Over the weekend – while Bashar al-Assad was maybe busy dropping white phosphorous on Idlib – the story was the lack of a coherent story from the Trump administration with regard to “what’s next” in Syria.
The media was particularly critical of the seemingly mixed messages being sent by Secretary of State Rex Tillerson and UN Ambassador Nikki Haley.
One message that wasn’t “mixed” however, was a newly critical take on the Kremlin’s foreign policy. That was echoed by virtually every US official one cared to consult including Tillerson who is set to arrive in Moscow for meetings on Tuesday.
Tillerson called Russia “incompetent” in interviews aired on Sunday and as The New York Times notes, this seems to reflect “his expectations that the American relationship with Russia is already reverting to the norm: one of friction, distrust and mutual efforts to undermine each other’s reach.”
“This was inevitable,” said Philip H. Gordon, a former Middle East coordinator at the National Security Council who is now at the Council on Foreign Relations. “Trump’s early let’s-be-friends initiative was incompatible with our interests, and you knew it would end with tears.”
And by “tears” Gordon means dead Syrians.
But while the tension is already palpable, it’s likely to reach a fever pitch in the days ahead as the US ponders whether Moscow had a role in last week’s deadly chemical attacks.
“I think what we should do is ask Russia, how could it be, if you have advisers at that airfield, that you didn’t know that the Syrian air force was preparing and executing a mass murder attack with chemical weapons?” national security adviser H.R. McMaster said on Fox News, in what we can safely assume is a question Mike Flynn would not have asked.
“Russia should ask themselves, what are we doing here?,” McMaster continued, before insisting that the Kremlin should ask itself “why are we supporting this murderous regime that is committing mass murder of its own population and using the most heinous weapons available?”
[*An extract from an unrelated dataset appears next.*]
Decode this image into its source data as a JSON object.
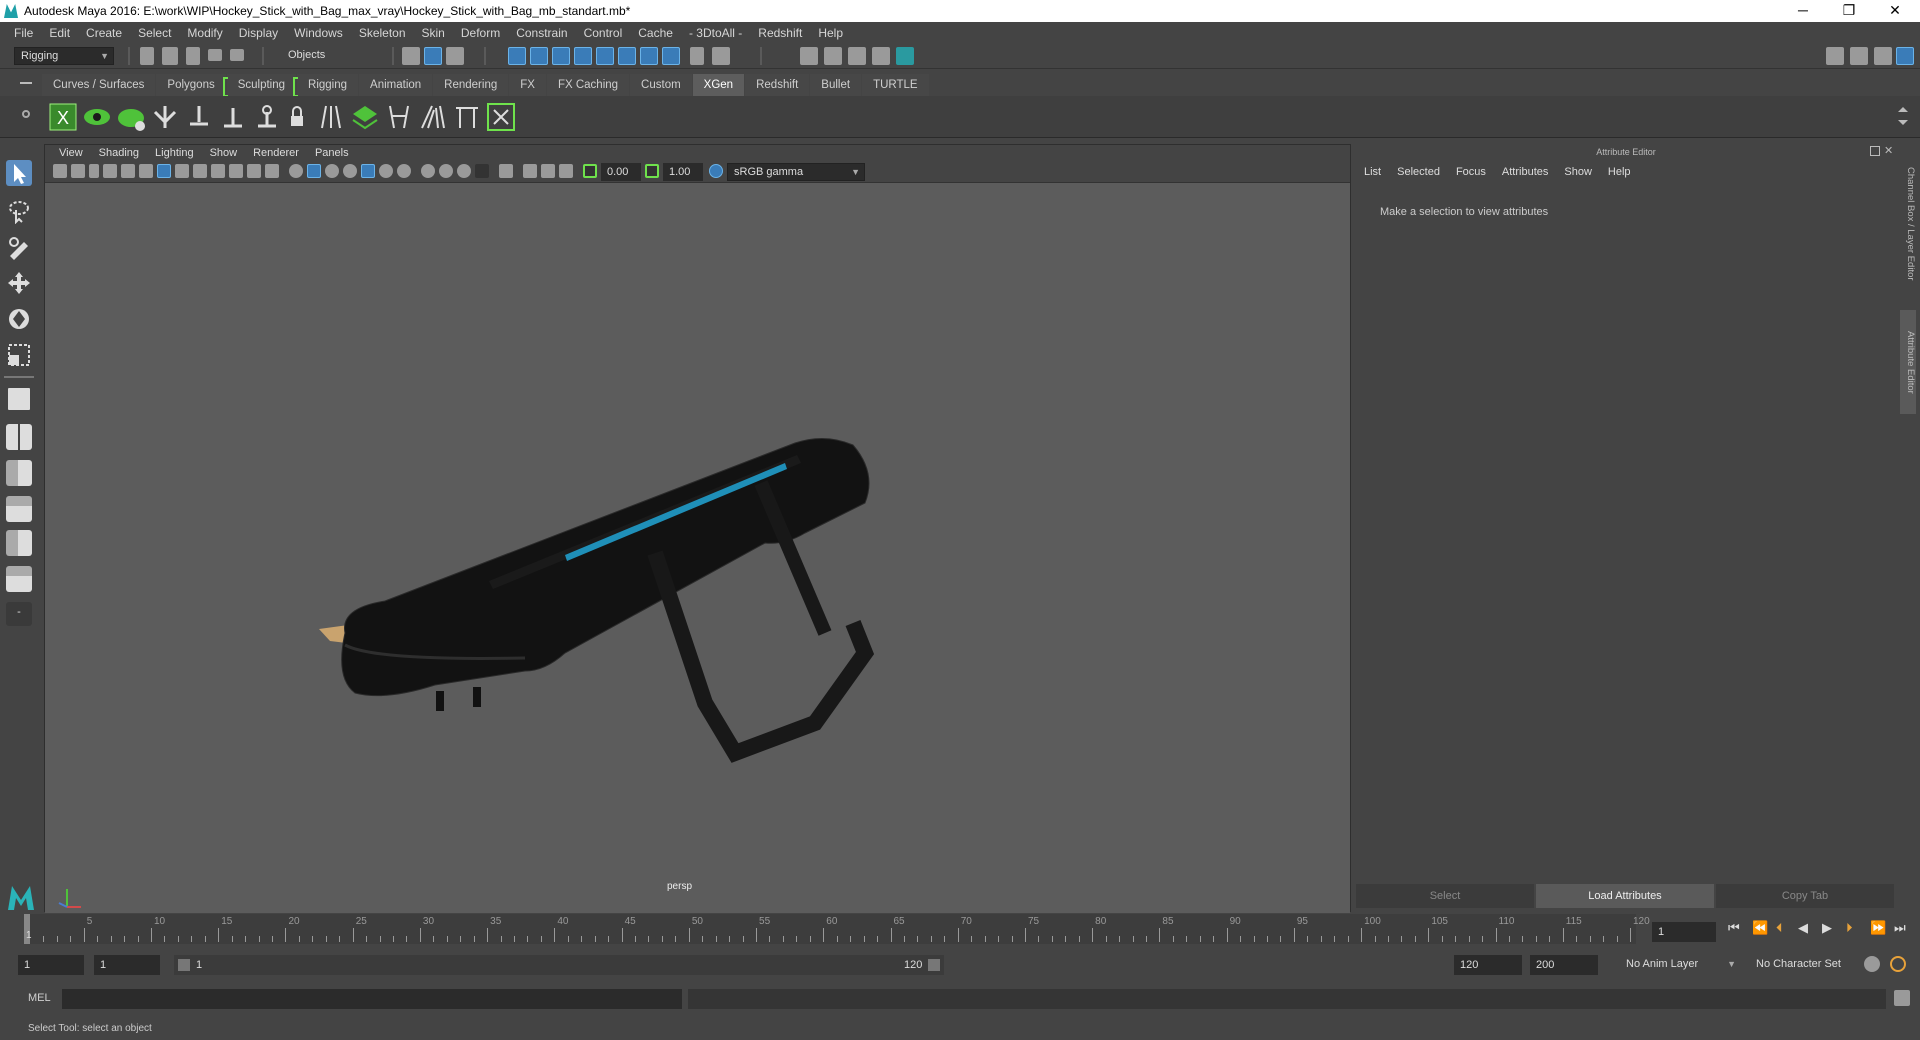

Of course we already know some of the answers to those questions. Syria is Russia’s foothold in the Mideast and preserving the Assad regime is absolutely critical for Moscow’s allies in Tehran who need the Alawite government to remain in place so that the country can continue to be used as a weapons corridor for Hezbollah and as a linchpin in the IRGC’s efforts to preserve the Shiite crescent.
You’ll hear stories about gas pipelines and energy interests and while there’s probably some truth there, the idea that this isn’t primarily about Russia backing its allies in Iran and, in turn, primarily about the sectarian divide, is patently absurd. And any expert on Mideast affairs will tell you as much.
But what’s relevant for Americans is the extent to which this devolves into a finger pointing exercise where Moscow is ultimately implicated in chemical attacks. More poignantly, what exactly is going on behind the scenes here?
Because as we’ve said on more occasions than we care to count since last Monday, it seems awfully convenient that all of this comes as the investigation into the Trump campaign’s ties to Moscow looked to be on the verge of a breakthrough.